Portlanders pay a lot of attention to whether or not their coffee is fair-trade and their eggs are cage-free—but how much scrutiny do we give to local developers and local (or not) businesses? How many of us even know who those players are? (Given that nobody said much when Hoyt Street Properties all but ignored their affordable housing goal, I'm guessing the answer is "not many.") Do we put our money where our mouth is? Sure, there was widespread whining over the demise of Besaw's, but what would you do if Pok Pok and Salt & Straw announced they were creating a hybrid venture to go in its place? Would you still be outraged—or would you be standing in line as soon as you finished griping about it on Facebook?

3. Get on board with moving forward.
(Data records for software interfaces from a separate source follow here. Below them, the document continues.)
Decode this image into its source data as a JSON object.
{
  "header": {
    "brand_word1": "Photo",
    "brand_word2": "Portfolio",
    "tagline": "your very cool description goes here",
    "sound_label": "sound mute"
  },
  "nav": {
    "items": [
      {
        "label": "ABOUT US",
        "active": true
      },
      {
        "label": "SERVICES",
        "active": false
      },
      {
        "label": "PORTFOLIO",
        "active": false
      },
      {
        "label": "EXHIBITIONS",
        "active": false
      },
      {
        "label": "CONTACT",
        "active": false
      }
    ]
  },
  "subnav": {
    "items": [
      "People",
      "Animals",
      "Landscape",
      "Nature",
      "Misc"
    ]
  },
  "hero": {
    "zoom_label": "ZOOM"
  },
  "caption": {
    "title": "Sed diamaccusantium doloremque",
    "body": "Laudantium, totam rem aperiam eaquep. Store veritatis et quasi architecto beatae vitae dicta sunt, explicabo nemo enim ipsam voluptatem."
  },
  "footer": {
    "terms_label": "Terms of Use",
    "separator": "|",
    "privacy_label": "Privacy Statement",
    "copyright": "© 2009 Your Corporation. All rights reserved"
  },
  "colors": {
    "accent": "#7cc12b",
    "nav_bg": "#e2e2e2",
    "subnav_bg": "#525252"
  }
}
Everyone's had a chance to talk about what they think makes (or, maybe more accurately, made) Portland great. But as many have pointed out, that's mostly just nostalgia. And nostalgia is useless. The real question is: How do we want to be defined in 2030 or 2060? What will this city look like by then? If our small-town mentality is proving to be unsustainable, what comes next? We need to start charting a course for Portland now—or else, as we're seeing, outside interests will do it for us. How many of us have researched what amount of affordable housing would actually be useful? Or what it would take for Portland to strengthen renters' rights? [See "Out of Control," News, this issue.] How many of us have read the city's 2015 Climate Action Plan? Or the 2035 Comprehensive Plan? What do we think of the city's proposal to reduce all human methane emissions by 50 percent, or to ban all non-artisan hot dogs? (Those aren't actually in there, but you wouldn't know unless you read the plan, right?)

So who gets to be part of this conversation? Everyone who lives or works in Portland—or has and wishes that they still could. Whether you've been here a year or a lifetime, we're all stakeholders in Portland's future. The transplants of today will be tomorrow's victims of gentrification. This isn't just a discussion for natives, or homeowners, or elected officials. That said, it's important that we respect our elders. Even if you recently moved here, you have a right to be heard—but know, and recognize, that the passion you feel for this city may run far deeper in long-time residents.

There's no panacea here, no magic salve to heal the wounds of gentrification. Portland's changing, and it's affecting all of us. There is, however, an opportunity to stop complaining about Portland's present, and start having a meaningful discussion about its future. That's my plan. I hope you'll join me.

Yume Delegato is a Portland native. After spending a few years covering Portland's live music scene, he now runs the tongue-in-cheek website PretentiousPDX.com. You can find him on Twitter & Instagram: @PretentiousPDX.